**Your instructions:** Report all lines of the data below that hold the word "screenshot".

(Stored data entries)
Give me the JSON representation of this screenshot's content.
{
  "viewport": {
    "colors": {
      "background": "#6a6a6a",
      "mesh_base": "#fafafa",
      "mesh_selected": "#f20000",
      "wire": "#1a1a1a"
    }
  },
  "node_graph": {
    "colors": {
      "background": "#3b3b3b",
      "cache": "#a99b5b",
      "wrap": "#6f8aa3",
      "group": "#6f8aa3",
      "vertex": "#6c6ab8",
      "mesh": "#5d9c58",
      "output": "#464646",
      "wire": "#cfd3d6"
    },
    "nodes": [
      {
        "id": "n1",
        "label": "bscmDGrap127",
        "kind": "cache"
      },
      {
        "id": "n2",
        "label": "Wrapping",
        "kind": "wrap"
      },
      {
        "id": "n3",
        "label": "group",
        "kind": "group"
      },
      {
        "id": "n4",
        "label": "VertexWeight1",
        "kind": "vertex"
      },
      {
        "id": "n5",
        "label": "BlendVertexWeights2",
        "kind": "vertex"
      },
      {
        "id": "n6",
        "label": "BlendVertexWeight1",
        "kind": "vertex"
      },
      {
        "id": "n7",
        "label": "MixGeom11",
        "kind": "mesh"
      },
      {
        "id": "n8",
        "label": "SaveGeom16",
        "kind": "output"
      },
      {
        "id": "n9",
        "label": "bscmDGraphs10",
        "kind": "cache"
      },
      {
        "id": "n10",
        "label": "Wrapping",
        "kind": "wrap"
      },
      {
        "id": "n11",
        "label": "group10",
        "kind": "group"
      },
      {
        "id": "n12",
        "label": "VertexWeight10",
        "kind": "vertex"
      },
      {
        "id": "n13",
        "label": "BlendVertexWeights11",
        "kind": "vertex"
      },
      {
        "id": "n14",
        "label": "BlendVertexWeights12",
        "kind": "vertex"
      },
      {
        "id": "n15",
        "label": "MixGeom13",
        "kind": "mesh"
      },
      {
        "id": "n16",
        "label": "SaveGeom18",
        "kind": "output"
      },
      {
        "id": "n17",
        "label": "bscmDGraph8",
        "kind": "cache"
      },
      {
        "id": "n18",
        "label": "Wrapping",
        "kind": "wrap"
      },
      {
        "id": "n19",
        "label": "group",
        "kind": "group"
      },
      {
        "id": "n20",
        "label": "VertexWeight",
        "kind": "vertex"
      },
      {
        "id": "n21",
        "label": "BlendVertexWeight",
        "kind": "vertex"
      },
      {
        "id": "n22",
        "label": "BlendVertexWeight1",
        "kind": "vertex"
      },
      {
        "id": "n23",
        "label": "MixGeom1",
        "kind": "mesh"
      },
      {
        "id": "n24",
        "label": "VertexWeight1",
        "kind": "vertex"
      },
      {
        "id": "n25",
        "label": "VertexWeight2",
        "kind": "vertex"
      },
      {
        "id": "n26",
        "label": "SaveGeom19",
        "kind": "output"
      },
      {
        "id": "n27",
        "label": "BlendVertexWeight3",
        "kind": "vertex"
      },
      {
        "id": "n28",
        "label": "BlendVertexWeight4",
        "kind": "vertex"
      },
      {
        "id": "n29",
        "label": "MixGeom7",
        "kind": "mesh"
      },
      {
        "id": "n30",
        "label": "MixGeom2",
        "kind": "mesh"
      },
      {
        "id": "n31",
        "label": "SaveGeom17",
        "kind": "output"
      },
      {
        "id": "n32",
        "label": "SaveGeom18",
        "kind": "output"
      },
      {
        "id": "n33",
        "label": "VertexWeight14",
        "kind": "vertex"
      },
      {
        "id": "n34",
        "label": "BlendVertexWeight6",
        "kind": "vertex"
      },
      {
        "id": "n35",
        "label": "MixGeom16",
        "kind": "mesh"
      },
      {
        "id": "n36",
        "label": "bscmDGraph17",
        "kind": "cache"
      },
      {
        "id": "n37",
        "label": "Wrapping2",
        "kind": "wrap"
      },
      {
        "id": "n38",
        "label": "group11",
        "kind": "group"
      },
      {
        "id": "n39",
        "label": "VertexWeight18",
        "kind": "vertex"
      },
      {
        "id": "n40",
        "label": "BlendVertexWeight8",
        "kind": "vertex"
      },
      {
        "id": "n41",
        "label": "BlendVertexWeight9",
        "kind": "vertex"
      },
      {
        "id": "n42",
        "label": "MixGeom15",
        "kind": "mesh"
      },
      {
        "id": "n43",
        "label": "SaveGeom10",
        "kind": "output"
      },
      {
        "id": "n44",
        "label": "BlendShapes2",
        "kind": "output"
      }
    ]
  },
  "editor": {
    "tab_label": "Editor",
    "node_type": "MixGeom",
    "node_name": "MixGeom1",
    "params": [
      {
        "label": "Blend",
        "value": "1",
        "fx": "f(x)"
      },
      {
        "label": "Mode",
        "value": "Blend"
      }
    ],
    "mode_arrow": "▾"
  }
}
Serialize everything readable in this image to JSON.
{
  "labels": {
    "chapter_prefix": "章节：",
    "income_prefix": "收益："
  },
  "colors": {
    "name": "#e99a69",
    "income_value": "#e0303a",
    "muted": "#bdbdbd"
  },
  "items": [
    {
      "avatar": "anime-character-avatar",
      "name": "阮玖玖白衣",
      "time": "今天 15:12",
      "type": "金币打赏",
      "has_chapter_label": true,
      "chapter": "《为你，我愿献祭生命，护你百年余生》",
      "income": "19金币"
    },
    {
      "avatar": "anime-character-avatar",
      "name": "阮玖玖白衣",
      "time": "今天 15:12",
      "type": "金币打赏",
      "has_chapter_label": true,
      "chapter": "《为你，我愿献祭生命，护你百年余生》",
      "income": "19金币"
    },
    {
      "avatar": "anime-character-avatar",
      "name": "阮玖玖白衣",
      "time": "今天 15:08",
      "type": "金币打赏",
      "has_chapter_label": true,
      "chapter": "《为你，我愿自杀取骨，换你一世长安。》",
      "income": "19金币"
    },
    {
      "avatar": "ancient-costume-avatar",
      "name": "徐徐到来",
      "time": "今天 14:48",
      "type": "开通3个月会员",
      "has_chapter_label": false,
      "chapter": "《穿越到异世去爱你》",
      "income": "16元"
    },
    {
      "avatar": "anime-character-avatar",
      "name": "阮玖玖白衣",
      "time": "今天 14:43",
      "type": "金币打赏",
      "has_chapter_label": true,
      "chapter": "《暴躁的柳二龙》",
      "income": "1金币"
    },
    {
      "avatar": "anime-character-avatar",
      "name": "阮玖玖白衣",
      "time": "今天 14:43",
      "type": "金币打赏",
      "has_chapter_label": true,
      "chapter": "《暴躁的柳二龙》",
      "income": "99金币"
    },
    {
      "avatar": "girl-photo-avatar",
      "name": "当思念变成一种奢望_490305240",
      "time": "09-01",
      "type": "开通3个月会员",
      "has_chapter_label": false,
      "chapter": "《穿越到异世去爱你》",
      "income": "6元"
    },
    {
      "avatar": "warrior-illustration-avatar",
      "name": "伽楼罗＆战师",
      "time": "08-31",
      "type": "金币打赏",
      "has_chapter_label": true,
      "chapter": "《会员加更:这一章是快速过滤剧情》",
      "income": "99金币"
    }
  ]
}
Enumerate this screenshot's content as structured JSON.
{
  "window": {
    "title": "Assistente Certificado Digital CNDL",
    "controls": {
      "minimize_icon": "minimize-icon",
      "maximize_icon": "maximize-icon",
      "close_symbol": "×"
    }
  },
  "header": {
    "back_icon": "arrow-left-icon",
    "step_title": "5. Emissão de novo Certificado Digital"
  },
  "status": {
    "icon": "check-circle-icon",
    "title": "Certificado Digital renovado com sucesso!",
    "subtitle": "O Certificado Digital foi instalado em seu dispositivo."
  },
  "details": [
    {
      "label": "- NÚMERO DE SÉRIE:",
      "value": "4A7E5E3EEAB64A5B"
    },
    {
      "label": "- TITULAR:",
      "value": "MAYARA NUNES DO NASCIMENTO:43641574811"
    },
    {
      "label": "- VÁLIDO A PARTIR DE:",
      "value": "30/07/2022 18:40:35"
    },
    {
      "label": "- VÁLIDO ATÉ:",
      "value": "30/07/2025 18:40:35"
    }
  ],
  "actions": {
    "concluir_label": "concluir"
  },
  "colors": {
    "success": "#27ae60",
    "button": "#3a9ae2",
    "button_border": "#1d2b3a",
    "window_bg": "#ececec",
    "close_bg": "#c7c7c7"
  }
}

**Final answer:**
Give me the JSON representation of this screenshot's content.
Enumerate this screenshot's content as structured JSON.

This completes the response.